How many lines in the data below have the string "icon"? Reply with the number alone.
--- START ---
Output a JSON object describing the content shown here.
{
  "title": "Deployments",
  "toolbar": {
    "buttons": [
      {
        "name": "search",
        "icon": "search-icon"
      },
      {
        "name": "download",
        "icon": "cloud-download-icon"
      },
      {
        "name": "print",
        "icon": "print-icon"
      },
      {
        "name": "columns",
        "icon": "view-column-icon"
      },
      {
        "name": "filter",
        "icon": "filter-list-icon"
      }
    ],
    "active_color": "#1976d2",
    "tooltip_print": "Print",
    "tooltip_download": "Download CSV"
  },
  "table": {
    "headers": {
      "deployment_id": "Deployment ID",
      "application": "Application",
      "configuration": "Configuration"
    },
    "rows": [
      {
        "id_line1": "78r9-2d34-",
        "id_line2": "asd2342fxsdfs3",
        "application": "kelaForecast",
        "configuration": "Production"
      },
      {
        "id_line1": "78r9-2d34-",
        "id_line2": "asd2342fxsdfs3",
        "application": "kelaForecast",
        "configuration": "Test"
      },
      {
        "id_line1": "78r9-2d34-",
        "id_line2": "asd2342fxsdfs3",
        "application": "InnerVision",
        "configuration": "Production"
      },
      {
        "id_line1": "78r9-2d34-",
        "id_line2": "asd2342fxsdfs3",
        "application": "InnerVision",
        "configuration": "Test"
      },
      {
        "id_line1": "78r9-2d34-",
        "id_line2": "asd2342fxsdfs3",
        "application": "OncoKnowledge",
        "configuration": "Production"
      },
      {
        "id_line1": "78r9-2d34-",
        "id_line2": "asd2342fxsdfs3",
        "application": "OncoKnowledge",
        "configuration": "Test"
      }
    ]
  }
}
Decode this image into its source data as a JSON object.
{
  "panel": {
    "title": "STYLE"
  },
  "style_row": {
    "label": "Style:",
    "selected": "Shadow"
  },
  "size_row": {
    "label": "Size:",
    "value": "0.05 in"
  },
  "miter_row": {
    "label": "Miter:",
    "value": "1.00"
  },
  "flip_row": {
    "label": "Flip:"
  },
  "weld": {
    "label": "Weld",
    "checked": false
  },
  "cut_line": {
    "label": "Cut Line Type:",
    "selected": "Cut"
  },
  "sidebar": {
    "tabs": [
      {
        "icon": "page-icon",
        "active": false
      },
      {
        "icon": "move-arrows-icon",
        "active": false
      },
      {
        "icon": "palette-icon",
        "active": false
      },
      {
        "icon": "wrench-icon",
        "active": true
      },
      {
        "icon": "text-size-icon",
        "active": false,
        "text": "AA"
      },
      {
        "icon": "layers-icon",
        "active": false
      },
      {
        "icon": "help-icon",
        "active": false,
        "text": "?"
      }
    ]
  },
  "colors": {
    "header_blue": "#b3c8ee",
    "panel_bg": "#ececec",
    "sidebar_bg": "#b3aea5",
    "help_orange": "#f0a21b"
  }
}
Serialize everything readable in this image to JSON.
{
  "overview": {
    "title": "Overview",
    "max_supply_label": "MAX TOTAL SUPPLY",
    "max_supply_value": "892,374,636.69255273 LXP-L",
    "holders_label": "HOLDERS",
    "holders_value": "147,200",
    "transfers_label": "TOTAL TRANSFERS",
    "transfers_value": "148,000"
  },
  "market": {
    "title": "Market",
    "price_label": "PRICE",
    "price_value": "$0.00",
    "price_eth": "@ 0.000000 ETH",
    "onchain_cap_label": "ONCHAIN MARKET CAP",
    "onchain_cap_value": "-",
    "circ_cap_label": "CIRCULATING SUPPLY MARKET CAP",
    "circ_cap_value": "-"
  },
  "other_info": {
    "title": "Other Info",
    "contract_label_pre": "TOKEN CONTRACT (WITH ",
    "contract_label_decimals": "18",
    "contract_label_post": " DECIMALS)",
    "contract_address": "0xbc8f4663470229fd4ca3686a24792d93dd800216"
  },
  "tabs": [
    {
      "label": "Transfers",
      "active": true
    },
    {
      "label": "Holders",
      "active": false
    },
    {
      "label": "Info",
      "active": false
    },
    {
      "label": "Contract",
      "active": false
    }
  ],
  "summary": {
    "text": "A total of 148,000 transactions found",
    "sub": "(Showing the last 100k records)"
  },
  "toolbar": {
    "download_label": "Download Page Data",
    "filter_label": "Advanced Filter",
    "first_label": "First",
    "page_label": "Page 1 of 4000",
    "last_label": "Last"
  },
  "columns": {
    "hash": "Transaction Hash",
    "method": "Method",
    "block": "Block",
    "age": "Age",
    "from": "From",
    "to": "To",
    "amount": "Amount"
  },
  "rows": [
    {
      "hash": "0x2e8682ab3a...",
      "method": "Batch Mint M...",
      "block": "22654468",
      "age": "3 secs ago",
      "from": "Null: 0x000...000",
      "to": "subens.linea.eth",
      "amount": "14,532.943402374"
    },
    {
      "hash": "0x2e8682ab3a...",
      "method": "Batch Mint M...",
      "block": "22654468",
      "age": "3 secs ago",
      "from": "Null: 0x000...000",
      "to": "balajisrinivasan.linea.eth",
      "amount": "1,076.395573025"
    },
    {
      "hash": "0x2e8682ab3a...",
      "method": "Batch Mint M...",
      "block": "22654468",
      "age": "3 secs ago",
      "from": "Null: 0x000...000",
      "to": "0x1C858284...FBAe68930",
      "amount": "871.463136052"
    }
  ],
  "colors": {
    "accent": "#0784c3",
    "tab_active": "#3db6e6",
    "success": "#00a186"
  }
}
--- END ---
* RESULT
12